----- Entries shown -----

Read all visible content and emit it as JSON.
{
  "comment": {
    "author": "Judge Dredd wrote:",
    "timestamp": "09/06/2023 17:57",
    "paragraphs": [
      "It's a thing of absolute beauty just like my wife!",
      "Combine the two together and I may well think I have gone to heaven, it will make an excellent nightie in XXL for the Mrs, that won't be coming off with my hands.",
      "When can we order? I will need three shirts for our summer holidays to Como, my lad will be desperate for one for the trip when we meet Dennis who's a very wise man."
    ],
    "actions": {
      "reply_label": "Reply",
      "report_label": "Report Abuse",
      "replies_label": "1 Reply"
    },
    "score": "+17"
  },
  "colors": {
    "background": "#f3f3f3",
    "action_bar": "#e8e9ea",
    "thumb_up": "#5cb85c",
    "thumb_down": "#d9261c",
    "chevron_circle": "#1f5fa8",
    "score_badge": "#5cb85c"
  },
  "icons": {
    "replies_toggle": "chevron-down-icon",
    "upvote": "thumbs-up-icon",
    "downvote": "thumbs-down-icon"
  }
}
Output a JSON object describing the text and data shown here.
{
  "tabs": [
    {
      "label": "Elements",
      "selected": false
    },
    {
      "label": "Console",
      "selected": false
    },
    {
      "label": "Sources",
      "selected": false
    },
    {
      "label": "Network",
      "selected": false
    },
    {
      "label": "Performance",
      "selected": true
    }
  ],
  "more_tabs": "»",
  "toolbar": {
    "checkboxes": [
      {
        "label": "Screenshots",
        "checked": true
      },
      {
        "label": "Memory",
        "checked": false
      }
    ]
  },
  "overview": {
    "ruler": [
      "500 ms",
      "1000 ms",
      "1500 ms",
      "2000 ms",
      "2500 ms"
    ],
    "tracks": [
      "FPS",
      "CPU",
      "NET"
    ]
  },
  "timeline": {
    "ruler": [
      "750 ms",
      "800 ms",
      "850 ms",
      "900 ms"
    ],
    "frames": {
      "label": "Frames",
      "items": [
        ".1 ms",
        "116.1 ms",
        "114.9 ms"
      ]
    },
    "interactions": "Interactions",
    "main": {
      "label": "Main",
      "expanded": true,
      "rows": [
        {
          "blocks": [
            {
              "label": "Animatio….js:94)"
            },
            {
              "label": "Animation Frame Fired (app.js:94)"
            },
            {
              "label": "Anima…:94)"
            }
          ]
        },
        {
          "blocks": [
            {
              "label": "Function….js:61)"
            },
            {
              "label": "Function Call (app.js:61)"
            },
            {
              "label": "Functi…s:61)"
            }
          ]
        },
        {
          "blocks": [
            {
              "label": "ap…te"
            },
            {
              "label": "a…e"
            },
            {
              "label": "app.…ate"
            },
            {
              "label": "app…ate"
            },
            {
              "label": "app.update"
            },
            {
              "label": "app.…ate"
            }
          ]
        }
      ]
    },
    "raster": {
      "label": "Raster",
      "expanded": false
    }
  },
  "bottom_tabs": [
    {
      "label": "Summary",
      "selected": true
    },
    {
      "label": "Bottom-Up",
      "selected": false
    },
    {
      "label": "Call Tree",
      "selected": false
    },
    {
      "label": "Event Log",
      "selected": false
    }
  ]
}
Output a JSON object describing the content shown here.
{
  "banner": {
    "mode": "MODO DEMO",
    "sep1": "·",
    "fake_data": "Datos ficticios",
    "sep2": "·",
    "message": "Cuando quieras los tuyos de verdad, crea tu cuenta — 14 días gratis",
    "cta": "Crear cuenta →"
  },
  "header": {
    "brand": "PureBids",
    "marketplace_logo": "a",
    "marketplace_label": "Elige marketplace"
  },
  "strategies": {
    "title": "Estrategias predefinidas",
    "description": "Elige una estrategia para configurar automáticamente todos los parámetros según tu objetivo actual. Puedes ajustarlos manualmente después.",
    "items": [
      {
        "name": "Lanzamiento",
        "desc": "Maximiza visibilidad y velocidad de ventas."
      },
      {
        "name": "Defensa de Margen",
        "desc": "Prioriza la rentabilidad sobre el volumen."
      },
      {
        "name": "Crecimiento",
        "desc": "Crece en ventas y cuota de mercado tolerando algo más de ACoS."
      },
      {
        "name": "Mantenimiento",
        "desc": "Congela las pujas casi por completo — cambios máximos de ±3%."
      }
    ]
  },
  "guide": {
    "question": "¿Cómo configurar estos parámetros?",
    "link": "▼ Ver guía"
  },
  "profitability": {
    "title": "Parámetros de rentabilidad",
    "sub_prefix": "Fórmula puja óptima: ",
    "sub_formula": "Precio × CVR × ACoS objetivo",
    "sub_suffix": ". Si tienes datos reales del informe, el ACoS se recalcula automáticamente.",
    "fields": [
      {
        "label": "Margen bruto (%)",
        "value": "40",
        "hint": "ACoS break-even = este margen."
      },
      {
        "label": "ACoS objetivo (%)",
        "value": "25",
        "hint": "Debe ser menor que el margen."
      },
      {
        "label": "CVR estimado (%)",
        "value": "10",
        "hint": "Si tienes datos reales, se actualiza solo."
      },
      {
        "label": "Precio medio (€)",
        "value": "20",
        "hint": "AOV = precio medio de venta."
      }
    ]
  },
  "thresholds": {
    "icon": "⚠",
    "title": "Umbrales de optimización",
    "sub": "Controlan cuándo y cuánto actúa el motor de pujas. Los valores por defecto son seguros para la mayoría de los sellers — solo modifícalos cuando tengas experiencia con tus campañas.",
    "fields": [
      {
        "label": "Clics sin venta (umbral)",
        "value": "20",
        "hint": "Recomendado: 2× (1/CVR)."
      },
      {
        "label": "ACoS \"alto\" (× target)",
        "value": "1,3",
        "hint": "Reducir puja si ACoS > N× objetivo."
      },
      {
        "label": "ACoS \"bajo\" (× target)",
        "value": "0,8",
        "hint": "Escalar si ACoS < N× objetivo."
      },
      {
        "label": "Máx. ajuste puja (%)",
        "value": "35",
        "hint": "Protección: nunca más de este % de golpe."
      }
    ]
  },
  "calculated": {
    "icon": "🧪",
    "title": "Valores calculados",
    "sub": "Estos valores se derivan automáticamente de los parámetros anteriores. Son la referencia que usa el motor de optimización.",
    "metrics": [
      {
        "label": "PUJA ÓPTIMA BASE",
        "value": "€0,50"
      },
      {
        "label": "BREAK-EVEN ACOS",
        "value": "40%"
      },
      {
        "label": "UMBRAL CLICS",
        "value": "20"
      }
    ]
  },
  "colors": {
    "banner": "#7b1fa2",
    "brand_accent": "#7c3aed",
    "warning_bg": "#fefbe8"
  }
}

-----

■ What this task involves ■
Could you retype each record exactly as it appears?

■ Your response ■
Read all visible content and emit it as JSON.
{
  "comment": {
    "author": "Judge Dredd wrote:",
    "timestamp": "09/06/2023 17:57",
    "paragraphs": [
      "It's a thing of absolute beauty just like my wife!",
      "Combine the two together and I may well think I have gone to heaven, it will make an excellent nightie in XXL for the Mrs, that won't be coming off with my hands.",
      "When can we order? I will need three shirts for our summer holidays to Como, my lad will be desperate for one for the trip when we meet Dennis who's a very wise man."
    ],
    "actions": {
      "reply_label": "Reply",
      "report_label": "Report Abuse",
      "replies_label": "1 Reply"
    },
    "score": "+17"
  },
  "colors": {
    "background": "#f3f3f3",
    "action_bar": "#e8e9ea",
    "thumb_up": "#5cb85c",
    "thumb_down": "#d9261c",
    "chevron_circle": "#1f5fa8",
    "score_badge": "#5cb85c"
  },
  "icons": {
    "replies_toggle": "chevron-down-icon",
    "upvote": "thumbs-up-icon",
    "downvote": "thumbs-down-icon"
  }
}
Output a JSON object describing the text and data shown here.
{
  "tabs": [
    {
      "label": "Elements",
      "selected": false
    },
    {
      "label": "Console",
      "selected": false
    },
    {
      "label": "Sources",
      "selected": false
    },
    {
      "label": "Network",
      "selected": false
    },
    {
      "label": "Performance",
      "selected": true
    }
  ],
  "more_tabs": "»",
  "toolbar": {
    "checkboxes": [
      {
        "label": "Screenshots",
        "checked": true
      },
      {
        "label": "Memory",
        "checked": false
      }
    ]
  },
  "overview": {
    "ruler": [
      "500 ms",
      "1000 ms",
      "1500 ms",
      "2000 ms",
      "2500 ms"
    ],
    "tracks": [
      "FPS",
      "CPU",
      "NET"
    ]
  },
  "timeline": {
    "ruler": [
      "750 ms",
      "800 ms",
      "850 ms",
      "900 ms"
    ],
    "frames": {
      "label": "Frames",
      "items": [
        ".1 ms",
        "116.1 ms",
        "114.9 ms"
      ]
    },
    "interactions": "Interactions",
    "main": {
      "label": "Main",
      "expanded": true,
      "rows": [
        {
          "blocks": [
            {
              "label": "Animatio….js:94)"
            },
            {
              "label": "Animation Frame Fired (app.js:94)"
            },
            {
              "label": "Anima…:94)"
            }
          ]
        },
        {
          "blocks": [
            {
              "label": "Function….js:61)"
            },
            {
              "label": "Function Call (app.js:61)"
            },
            {
              "label": "Functi…s:61)"
            }
          ]
        },
        {
          "blocks": [
            {
              "label": "ap…te"
            },
            {
              "label": "a…e"
            },
            {
              "label": "app.…ate"
            },
            {
              "label": "app…ate"
            },
            {
              "label": "app.update"
            },
            {
              "label": "app.…ate"
            }
          ]
        }
      ]
    },
    "raster": {
      "label": "Raster",
      "expanded": false
    }
  },
  "bottom_tabs": [
    {
      "label": "Summary",
      "selected": true
    },
    {
      "label": "Bottom-Up",
      "selected": false
    },
    {
      "label": "Call Tree",
      "selected": false
    },
    {
      "label": "Event Log",
      "selected": false
    }
  ]
}
Output a JSON object describing the content shown here.
{
  "banner": {
    "mode": "MODO DEMO",
    "sep1": "·",
    "fake_data": "Datos ficticios",
    "sep2": "·",
    "message": "Cuando quieras los tuyos de verdad, crea tu cuenta — 14 días gratis",
    "cta": "Crear cuenta →"
  },
  "header": {
    "brand": "PureBids",
    "marketplace_logo": "a",
    "marketplace_label": "Elige marketplace"
  },
  "strategies": {
    "title": "Estrategias predefinidas",
    "description": "Elige una estrategia para configurar automáticamente todos los parámetros según tu objetivo actual. Puedes ajustarlos manualmente después.",
    "items": [
      {
        "name": "Lanzamiento",
        "desc": "Maximiza visibilidad y velocidad de ventas."
      },
      {
        "name": "Defensa de Margen",
        "desc": "Prioriza la rentabilidad sobre el volumen."
      },
      {
        "name": "Crecimiento",
        "desc": "Crece en ventas y cuota de mercado tolerando algo más de ACoS."
      },
      {
        "name": "Mantenimiento",
        "desc": "Congela las pujas casi por completo — cambios máximos de ±3%."
      }
    ]
  },
  "guide": {
    "question": "¿Cómo configurar estos parámetros?",
    "link": "▼ Ver guía"
  },
  "profitability": {
    "title": "Parámetros de rentabilidad",
    "sub_prefix": "Fórmula puja óptima: ",
    "sub_formula": "Precio × CVR × ACoS objetivo",
    "sub_suffix": ". Si tienes datos reales del informe, el ACoS se recalcula automáticamente.",
    "fields": [
      {
        "label": "Margen bruto (%)",
        "value": "40",
        "hint": "ACoS break-even = este margen."
      },
      {
        "label": "ACoS objetivo (%)",
        "value": "25",
        "hint": "Debe ser menor que el margen."
      },
      {
        "label": "CVR estimado (%)",
        "value": "10",
        "hint": "Si tienes datos reales, se actualiza solo."
      },
      {
        "label": "Precio medio (€)",
        "value": "20",
        "hint": "AOV = precio medio de venta."
      }
    ]
  },
  "thresholds": {
    "icon": "⚠",
    "title": "Umbrales de optimización",
    "sub": "Controlan cuándo y cuánto actúa el motor de pujas. Los valores por defecto son seguros para la mayoría de los sellers — solo modifícalos cuando tengas experiencia con tus campañas.",
    "fields": [
      {
        "label": "Clics sin venta (umbral)",
        "value": "20",
        "hint": "Recomendado: 2× (1/CVR)."
      },
      {
        "label": "ACoS \"alto\" (× target)",
        "value": "1,3",
        "hint": "Reducir puja si ACoS > N× objetivo."
      },
      {
        "label": "ACoS \"bajo\" (× target)",
        "value": "0,8",
        "hint": "Escalar si ACoS < N× objetivo."
      },
      {
        "label": "Máx. ajuste puja (%)",
        "value": "35",
        "hint": "Protección: nunca más de este % de golpe."
      }
    ]
  },
  "calculated": {
    "icon": "🧪",
    "title": "Valores calculados",
    "sub": "Estos valores se derivan automáticamente de los parámetros anteriores. Son la referencia que usa el motor de optimización.",
    "metrics": [
      {
        "label": "PUJA ÓPTIMA BASE",
        "value": "€0,50"
      },
      {
        "label": "BREAK-EVEN ACOS",
        "value": "40%"
      },
      {
        "label": "UMBRAL CLICS",
        "value": "20"
      }
    ]
  },
  "colors": {
    "banner": "#7b1fa2",
    "brand_accent": "#7c3aed",
    "warning_bg": "#fefbe8"
  }
}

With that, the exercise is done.